* **What you are asked to do**
The answer must be every line of the records below that contains the word "Configuration", copied out.

* **Records provided**
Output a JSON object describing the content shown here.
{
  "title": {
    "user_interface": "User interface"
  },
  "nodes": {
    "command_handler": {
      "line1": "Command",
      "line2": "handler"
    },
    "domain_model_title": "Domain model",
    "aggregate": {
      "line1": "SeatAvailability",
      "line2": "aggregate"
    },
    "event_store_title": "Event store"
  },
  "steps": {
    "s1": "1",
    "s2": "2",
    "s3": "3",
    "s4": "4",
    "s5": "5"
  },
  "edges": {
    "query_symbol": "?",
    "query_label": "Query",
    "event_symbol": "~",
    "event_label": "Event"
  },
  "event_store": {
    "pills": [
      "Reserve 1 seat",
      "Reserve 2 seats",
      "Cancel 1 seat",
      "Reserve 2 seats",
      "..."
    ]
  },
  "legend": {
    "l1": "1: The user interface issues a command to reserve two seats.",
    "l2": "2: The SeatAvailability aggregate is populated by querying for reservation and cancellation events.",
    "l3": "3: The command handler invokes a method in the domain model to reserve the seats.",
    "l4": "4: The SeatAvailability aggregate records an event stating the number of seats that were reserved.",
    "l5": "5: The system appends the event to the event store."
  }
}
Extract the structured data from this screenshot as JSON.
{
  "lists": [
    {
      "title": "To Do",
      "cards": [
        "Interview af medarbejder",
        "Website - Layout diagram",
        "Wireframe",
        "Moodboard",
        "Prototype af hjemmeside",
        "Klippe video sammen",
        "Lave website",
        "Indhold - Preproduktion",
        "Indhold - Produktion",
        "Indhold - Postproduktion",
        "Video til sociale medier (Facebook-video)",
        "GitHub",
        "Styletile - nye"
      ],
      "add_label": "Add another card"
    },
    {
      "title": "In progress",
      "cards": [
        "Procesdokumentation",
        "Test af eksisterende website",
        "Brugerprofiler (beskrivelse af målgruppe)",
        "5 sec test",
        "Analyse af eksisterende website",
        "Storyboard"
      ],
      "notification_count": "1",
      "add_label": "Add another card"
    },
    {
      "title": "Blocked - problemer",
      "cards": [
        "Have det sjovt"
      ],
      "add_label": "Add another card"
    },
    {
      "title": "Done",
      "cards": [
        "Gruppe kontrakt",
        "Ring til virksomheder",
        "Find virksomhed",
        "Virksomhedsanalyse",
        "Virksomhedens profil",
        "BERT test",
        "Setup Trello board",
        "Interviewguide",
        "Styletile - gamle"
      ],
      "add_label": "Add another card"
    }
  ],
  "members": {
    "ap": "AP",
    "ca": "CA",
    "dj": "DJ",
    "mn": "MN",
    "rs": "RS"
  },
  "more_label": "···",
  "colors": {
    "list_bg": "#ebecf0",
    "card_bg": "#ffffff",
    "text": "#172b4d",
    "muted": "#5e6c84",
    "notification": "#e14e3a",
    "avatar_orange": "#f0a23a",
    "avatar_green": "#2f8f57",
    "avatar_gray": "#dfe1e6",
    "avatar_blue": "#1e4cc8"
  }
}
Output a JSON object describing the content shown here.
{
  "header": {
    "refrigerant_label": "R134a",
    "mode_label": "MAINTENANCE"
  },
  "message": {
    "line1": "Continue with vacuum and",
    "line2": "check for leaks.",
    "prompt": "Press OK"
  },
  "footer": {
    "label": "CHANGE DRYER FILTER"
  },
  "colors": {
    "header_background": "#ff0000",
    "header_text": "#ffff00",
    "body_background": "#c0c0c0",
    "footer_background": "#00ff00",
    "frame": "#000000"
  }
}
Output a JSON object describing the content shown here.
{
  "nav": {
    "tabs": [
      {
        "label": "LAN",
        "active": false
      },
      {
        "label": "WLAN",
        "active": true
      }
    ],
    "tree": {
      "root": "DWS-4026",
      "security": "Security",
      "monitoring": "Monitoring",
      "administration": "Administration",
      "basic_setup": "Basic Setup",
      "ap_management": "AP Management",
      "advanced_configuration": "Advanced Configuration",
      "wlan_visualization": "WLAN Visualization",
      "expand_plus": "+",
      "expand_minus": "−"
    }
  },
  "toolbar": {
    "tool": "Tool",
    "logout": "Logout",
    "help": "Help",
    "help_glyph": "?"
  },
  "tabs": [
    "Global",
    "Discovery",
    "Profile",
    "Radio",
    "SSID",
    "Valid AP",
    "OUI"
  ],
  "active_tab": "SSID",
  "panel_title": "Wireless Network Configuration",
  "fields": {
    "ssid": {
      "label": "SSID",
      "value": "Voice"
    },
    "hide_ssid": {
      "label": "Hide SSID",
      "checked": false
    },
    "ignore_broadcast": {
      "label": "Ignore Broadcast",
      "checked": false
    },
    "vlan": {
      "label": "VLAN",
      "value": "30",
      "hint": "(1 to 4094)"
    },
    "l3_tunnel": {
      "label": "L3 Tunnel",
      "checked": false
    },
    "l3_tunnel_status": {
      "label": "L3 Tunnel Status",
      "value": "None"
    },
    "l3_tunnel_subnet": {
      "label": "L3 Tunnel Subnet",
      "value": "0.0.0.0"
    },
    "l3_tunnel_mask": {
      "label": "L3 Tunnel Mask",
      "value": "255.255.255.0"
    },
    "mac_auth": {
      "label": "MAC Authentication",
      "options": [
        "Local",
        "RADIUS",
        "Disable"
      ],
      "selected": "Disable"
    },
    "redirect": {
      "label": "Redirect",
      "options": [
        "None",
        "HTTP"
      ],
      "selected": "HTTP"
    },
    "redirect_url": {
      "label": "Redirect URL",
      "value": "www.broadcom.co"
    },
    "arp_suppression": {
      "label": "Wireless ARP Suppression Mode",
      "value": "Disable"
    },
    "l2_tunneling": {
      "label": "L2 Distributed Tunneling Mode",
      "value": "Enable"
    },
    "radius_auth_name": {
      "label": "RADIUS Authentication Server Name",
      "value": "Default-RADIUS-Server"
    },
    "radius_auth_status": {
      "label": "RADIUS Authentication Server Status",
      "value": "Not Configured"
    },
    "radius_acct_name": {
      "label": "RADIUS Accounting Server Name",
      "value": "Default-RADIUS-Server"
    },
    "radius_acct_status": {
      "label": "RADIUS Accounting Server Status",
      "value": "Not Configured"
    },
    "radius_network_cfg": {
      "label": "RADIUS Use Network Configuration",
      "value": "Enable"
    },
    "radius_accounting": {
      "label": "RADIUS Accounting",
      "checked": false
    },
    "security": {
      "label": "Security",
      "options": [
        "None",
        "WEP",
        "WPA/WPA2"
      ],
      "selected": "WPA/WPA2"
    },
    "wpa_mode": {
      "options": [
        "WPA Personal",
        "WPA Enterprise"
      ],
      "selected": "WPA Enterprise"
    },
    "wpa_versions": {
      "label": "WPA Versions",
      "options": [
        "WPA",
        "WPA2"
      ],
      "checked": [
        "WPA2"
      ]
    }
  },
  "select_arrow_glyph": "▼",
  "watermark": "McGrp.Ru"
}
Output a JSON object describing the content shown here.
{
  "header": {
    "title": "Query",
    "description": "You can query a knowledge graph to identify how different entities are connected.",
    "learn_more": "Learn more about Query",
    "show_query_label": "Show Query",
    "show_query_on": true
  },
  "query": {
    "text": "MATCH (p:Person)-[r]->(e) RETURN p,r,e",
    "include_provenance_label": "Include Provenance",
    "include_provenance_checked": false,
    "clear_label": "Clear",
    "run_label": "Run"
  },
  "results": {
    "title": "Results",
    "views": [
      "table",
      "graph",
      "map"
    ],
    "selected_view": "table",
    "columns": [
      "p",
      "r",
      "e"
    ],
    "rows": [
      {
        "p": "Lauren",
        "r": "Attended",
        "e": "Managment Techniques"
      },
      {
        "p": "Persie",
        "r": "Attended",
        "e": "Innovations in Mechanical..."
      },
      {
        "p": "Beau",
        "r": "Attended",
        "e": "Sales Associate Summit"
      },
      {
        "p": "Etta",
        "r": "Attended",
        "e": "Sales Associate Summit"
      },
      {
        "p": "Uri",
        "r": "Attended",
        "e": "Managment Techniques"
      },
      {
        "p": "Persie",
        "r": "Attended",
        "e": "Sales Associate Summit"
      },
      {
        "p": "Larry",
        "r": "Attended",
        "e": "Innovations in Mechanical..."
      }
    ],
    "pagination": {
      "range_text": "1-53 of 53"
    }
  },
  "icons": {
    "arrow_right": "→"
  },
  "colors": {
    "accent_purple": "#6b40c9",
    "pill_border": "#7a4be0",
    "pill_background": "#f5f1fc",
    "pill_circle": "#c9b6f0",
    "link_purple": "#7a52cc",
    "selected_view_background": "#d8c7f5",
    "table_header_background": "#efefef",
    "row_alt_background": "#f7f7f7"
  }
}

* **Task answer**
      "advanced_configuration": "Advanced Configuration",
  "panel_title": "Wireless Network Configuration",
      "label": "RADIUS Use Network Configuration",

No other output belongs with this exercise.